    I love reading your posts, and find them to be very helpful in the formation and strengthening of my theology. Do you believe that Christian’s can be demonised (not possessed) but controlled, by demons? Or does a true walk with Christ prevent all of those possibilties?

    • Roger Olson

      I have never believed and still do not believe a child of God, a believer, can be demon possessed or controlled by demons. They (we) can be attacked, assaulted, by Satan and his minions, but not possessed. Luther, for example, was heavily attacked by Satan and demons, but not possessed by them. To me the issue isn’t our “walk with Christ” but God’s indwelling grace through the Holy Spirit.

      • Croesos

        “I have also come to believe that anti-semitism and racism are evidences of the hold the demonic can gain over whole groups’ of people’s minds and wills.”

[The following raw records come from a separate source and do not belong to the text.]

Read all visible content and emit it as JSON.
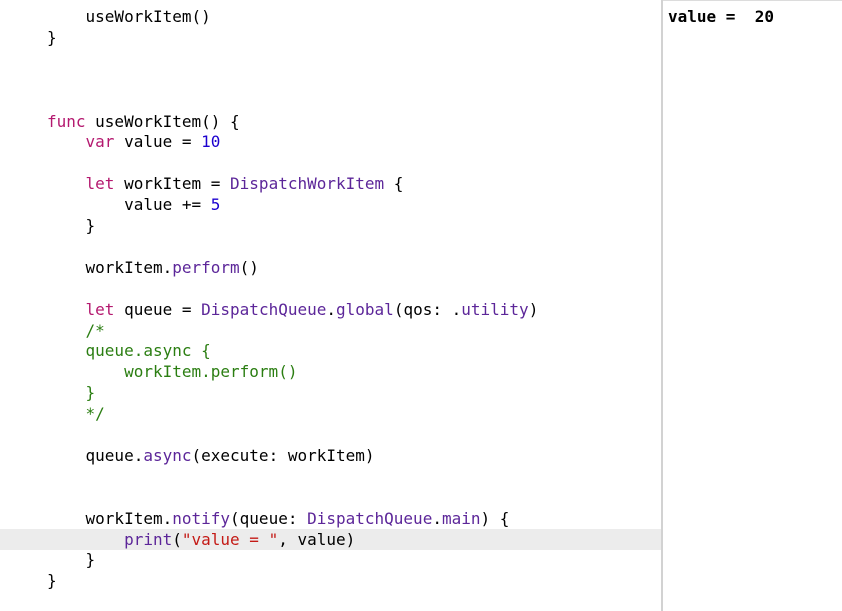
{
  "editor": {
    "colors": {
      "plain": "#000000",
      "keyword": "#b4196f",
      "number": "#1c00cf",
      "type": "#5c2699",
      "member": "#5c2699",
      "comment": "#2b7e12",
      "string": "#c41a16",
      "current_line_highlight": "#ececec"
    },
    "lines": [
      {
        "tokens": [
          {
            "t": "    useWorkItem()",
            "k": "plain"
          }
        ]
      },
      {
        "tokens": [
          {
            "t": "}",
            "k": "plain"
          }
        ]
      },
      {
        "tokens": []
      },
      {
        "tokens": []
      },
      {
        "tokens": []
      },
      {
        "tokens": [
          {
            "t": "func",
            "k": "kw"
          },
          {
            "t": " useWorkItem() {",
            "k": "plain"
          }
        ]
      },
      {
        "tokens": [
          {
            "t": "    ",
            "k": "plain"
          },
          {
            "t": "var",
            "k": "kw"
          },
          {
            "t": " value = ",
            "k": "plain"
          },
          {
            "t": "10",
            "k": "num"
          }
        ]
      },
      {
        "tokens": []
      },
      {
        "tokens": [
          {
            "t": "    ",
            "k": "plain"
          },
          {
            "t": "let",
            "k": "kw"
          },
          {
            "t": " workItem = ",
            "k": "plain"
          },
          {
            "t": "DispatchWorkItem",
            "k": "type"
          },
          {
            "t": " {",
            "k": "plain"
          }
        ]
      },
      {
        "tokens": [
          {
            "t": "        value += ",
            "k": "plain"
          },
          {
            "t": "5",
            "k": "num"
          }
        ]
      },
      {
        "tokens": [
          {
            "t": "    }",
            "k": "plain"
          }
        ]
      },
      {
        "tokens": []
      },
      {
        "tokens": [
          {
            "t": "    workItem.",
            "k": "plain"
          },
          {
            "t": "perform",
            "k": "member"
          },
          {
            "t": "()",
            "k": "plain"
          }
        ]
      },
      {
        "tokens": []
      },
      {
        "tokens": [
          {
            "t": "    ",
            "k": "plain"
          },
          {
            "t": "let",
            "k": "kw"
          },
          {
            "t": " queue = ",
            "k": "plain"
          },
          {
            "t": "DispatchQueue",
            "k": "type"
          },
          {
            "t": ".",
            "k": "plain"
          },
          {
            "t": "global",
            "k": "member"
          },
          {
            "t": "(qos: .",
            "k": "plain"
          },
          {
            "t": "utility",
            "k": "member"
          },
          {
            "t": ")",
            "k": "plain"
          }
        ]
      },
      {
        "tokens": [
          {
            "t": "    /*",
            "k": "comment"
          }
        ]
      },
      {
        "tokens": [
          {
            "t": "    queue.async {",
            "k": "comment"
          }
        ]
      },
      {
        "tokens": [
          {
            "t": "        workItem.perform()",
            "k": "comment"
          }
        ]
      },
      {
        "tokens": [
          {
            "t": "    }",
            "k": "comment"
          }
        ]
      },
      {
        "tokens": [
          {
            "t": "    */",
            "k": "comment"
          }
        ]
      },
      {
        "tokens": []
      },
      {
        "tokens": [
          {
            "t": "    queue.",
            "k": "plain"
          },
          {
            "t": "async",
            "k": "member"
          },
          {
            "t": "(execute: workItem)",
            "k": "plain"
          }
        ]
      },
      {
        "tokens": []
      },
      {
        "tokens": []
      },
      {
        "tokens": [
          {
            "t": "    workItem.",
            "k": "plain"
          },
          {
            "t": "notify",
            "k": "member"
          },
          {
            "t": "(queue: ",
            "k": "plain"
          },
          {
            "t": "DispatchQueue",
            "k": "type"
          },
          {
            "t": ".",
            "k": "plain"
          },
          {
            "t": "main",
            "k": "member"
          },
          {
            "t": ") {",
            "k": "plain"
          }
        ]
      },
      {
        "highlighted": true,
        "tokens": [
          {
            "t": "        ",
            "k": "plain"
          },
          {
            "t": "print",
            "k": "member"
          },
          {
            "t": "(",
            "k": "plain"
          },
          {
            "t": "\"value = \"",
            "k": "string"
          },
          {
            "t": ", value)",
            "k": "plain"
          }
        ]
      },
      {
        "tokens": [
          {
            "t": "    }",
            "k": "plain"
          }
        ]
      },
      {
        "tokens": [
          {
            "t": "}",
            "k": "plain"
          }
        ]
      }
    ]
  },
  "console": {
    "output": "value =  20"
  }
}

        How do you reconcile this position with Luther’s massively anti-Semitic work “On the Jews and Their Lies”? A lot of the things advocated in Section XI are fairly similar to Nazi treatment of the Jews. If this is an example of work produced because of demonic attack instead of demonic possession, is there a practical difference between those two things? Would Luther’s suggestion to burn down all the synagogues and use the Jews as slave laborers be that much different if he were possessed?

        • Roger Olson

          With many others I tend to view Luther’s late-life anti-semitism as evidence of mental illness.

  • Ivan A. Rogers

    Although I do believe in a spirit named “Satan.” Nonetheless I wish to quickly point out that virtually all the evil acts of history have been perpetrated at the hands of human beings. After the fact, we have excused ourselves, saying, “The devil made me do it!”

    • KG

      Yes, that is a mystery worth contemplating almost endlessly; however, I was just thinking of the other side of that coin — that despite human agency, it is helpful to remember that the true enemy is Satan. This keeps us from two opposite errors: absolving ourselves by blaming Satan, or making one another the true enemy by ignoring Satan. When I see conflicts arising among Christians, for example, it helps me to remember that our ultimate enemy is not one another, but Satan.

  • KG

    I do hope your post on the Episcopal church’s presiding bishop shows up. It seems to be an excellent example of your point.

    • Roger Olson



    Thanks for writing these two posts. I think that oftentimes moderate Christians who were raised fundamentalist feel a sort of demonology hangover and likewise de-emphasize the role of Satan. “Satan” can be an extremely manipulative device when considering the power-dynamics at play with church leadership. When the other side (or anyone who disagrees with a particular leader) is supposedly in direct contact with Satan, then things become complicated. I know a lot of people in my generation are attempting to play it “safer” in this sense.

    However, this does lead to a sense of ethical superiority (i.e. we could have prevented the Holocaust, etc. only if…). This reminds me of the Screwtape Letters where it seems as though the demon characters are continually proactive, resilient, and evolutionary in their approaches. Even though the moderate Satanology claims to be more progressive, it is still quite epistemologically boastful to write of the systematic and demonic evils of the world.

  • Van

    Dr. Olson said, “I am arguing that the evils perpetrated then and there are so egregious, so irrational, so shocking, that they seem to transcend merely what a few fascist megalomaniacs could accomplish without supernatural help.”

    Personally I’m not sure who the main culprit is for all the terrible things that have happened in history. But don’t count out the capacity of fallen humanity to do ALL the damages done to ourselves and our habitat since the beginning. Listen, again, to what God said about human potential for evil: The
    LORD said, “Behold, they are one
    people, and they all have the same language. And this is what they began to do,
    and now NOTHING which they purpose to do will be impossible for them”
    (Genesis 11:6 (NASB).